Nestle Raisinets are available in single serve pouches for on-the-go snacking, and in theater concession boxes and stand-up bags ideal for sharing. The treat is available at retailers nationwide in milk chocolate and dark chocolate.
Beer Giant Moving Latin American Headquarters To Miami
SAB Miller, the company that brings you Miller High Life, Coors and Corona, is moving its Latin America headquarters from Bogota, Colombia, to Miami, Fla., reports the Tampa Bay Business Journal.
The move only means a handful of new jobs for South Florida, but it is seen as a big win for city leaders who want Miami to be the corporate hub of the Americas, according to the Miami Herald.
Miller is expected to rent one floor of the new 35-story office tower at 1450 Brickell Ave.
IDDBA Scholarship Deadline is April 1
The next application deadline for the International Dairy-Deli-Bakery Association (IDDBA) scholarship program is April 1.
The IDDBA offers scholarships to employees of IDDBA-member companies in amounts ranging from $100 to $1,000 for college or vocational/technical school students in business, marketing or food-related fields of study.
There are four application deadlines each year: Jan. 1, April 1, July 1 and Oct. 1. More information and an online or printable application are available at www.iddba.org/scholarships.aspx.
Coca-Cola Testing PlantBottle Packaging in Southeast
The Coca-Cola Co. is conducting a limited-time pilot for its new PlantBottle packaging in Birmingham, Atlanta and Nashville.
Through the end of May, Coca-Cola, Diet Coke, Coke Zero, Sprite, Fanta Orange and Mello Yello will be available in PlantBottle packaging in the 16- and 20-oz. sizes, along with the new 12.5-oz. bottle, the Birmingham Business Journal reports.
The packaging can be identified by the PlantBottle leaf logo on the label.
Diamond Foods Pays Up to Retain Senior Executives
Troubled San Francisco-based Diamond Foods has said it will pay a handful of executives a retention bonus equal to 250 percent of their annual salaries, according to a filing with the Securities and Exchange Commission last Friday.
Half of the retention benefit will be payable in cash and half in restricted stock. The company will pay 40 percent of the retention bonus in six months and the balance a year after the plan’s adoption if the eligible executives qualify for the retention payments, the San Francisco Business Times reports.

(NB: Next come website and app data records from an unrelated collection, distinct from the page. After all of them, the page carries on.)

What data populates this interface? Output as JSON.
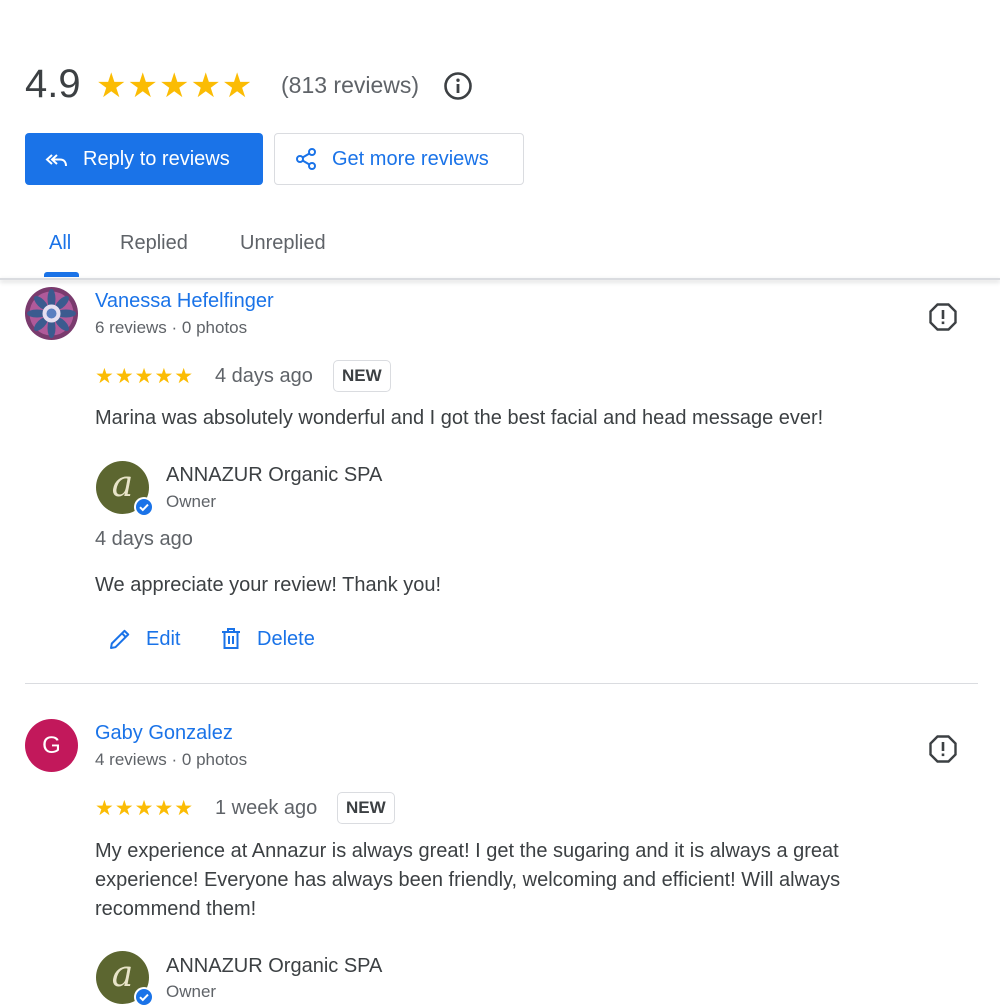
{
  "summary": {
    "rating": "4.9",
    "stars": "★★★★★",
    "review_count": "(813 reviews)"
  },
  "actions": {
    "reply_label": "Reply to reviews",
    "more_label": "Get more reviews"
  },
  "tabs": [
    {
      "label": "All",
      "active": true
    },
    {
      "label": "Replied",
      "active": false
    },
    {
      "label": "Unreplied",
      "active": false
    }
  ],
  "reviews": [
    {
      "name": "Vanessa Hefelfinger",
      "meta": "6 reviews · 0 photos",
      "stars": "★★★★★",
      "date": "4 days ago",
      "badge": "NEW",
      "text": "Marina was absolutely wonderful and I got the best facial and head message ever!",
      "reply": {
        "owner_name": "ANNAZUR Organic SPA",
        "owner_role": "Owner",
        "date": "4 days ago",
        "text": "We appreciate your review! Thank you!",
        "edit_label": "Edit",
        "delete_label": "Delete"
      }
    },
    {
      "name": "Gaby Gonzalez",
      "avatar_letter": "G",
      "meta": "4 reviews · 0 photos",
      "stars": "★★★★★",
      "date": "1 week ago",
      "badge": "NEW",
      "text": "My experience at Annazur is always great! I get the sugaring and it is always a great experience! Everyone has always been friendly, welcoming and efficient! Will always recommend them!",
      "reply": {
        "owner_name": "ANNAZUR Organic SPA",
        "owner_role": "Owner"
      }
    }
  ],
  "colors": {
    "accent": "#1a73e8",
    "star": "#fbbc04",
    "avatar_g": "#c2185b",
    "owner_avatar": "#5c6630"
  },
  "icons": [
    "reply-all-icon",
    "share-icon",
    "info-icon",
    "report-flag-icon",
    "edit-pencil-icon",
    "delete-trash-icon",
    "verified-badge-icon"
  ]
}
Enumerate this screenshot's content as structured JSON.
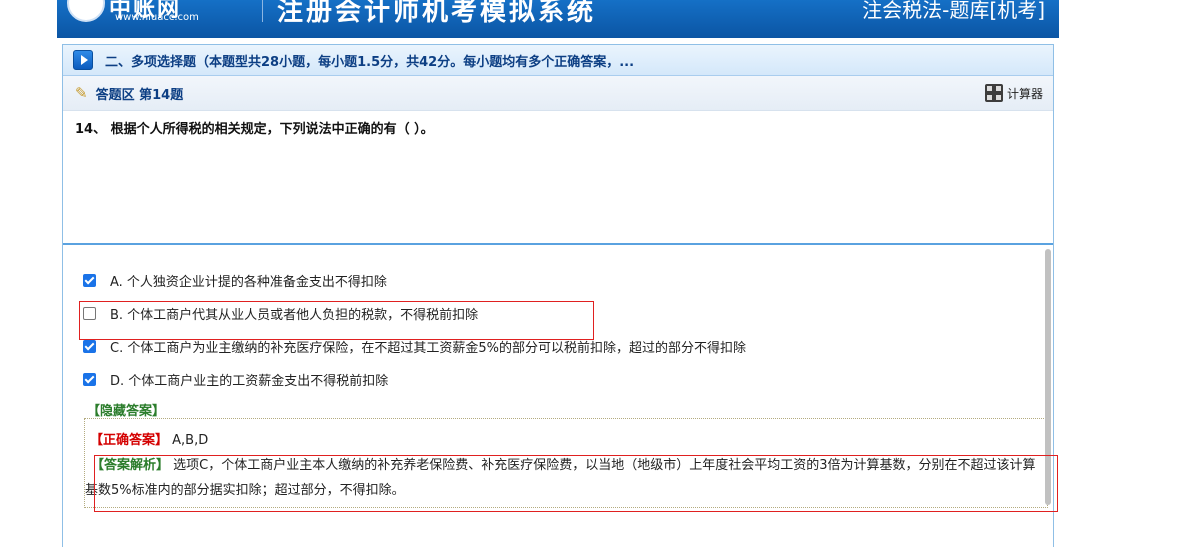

The retention plan covers Lloyd Johnson, EVP and chief sales officer; Andrew Burke, EVP and CMO; Stephen Kim, SVP and general counsel and human resources; and Linda Segre, SVP and president of corporate strategy.
Acting CEO Rick Wolford is not covered by the plan.
The retention plan’s creation reflects the challenges Diamond Foods faces in holding onto talent after the stock plunged in the wake of an accounting scandal that resulted in the CEO and CFO being ousted from their jobs, the Times reports. A transformational deal to buy Pringles from Procter & Gamble was scrapped on Feb. 15 when P&G struck a deal to sell Pringles to Kellogg for $2.7 billion.
That deal will make Kellogg the nation’s second-largest snack food company and triggered speculation that the cereal maker could eventually acquire Diamond, with its Emerald nuts, Pop Secret popcorn and Kettle chip brands.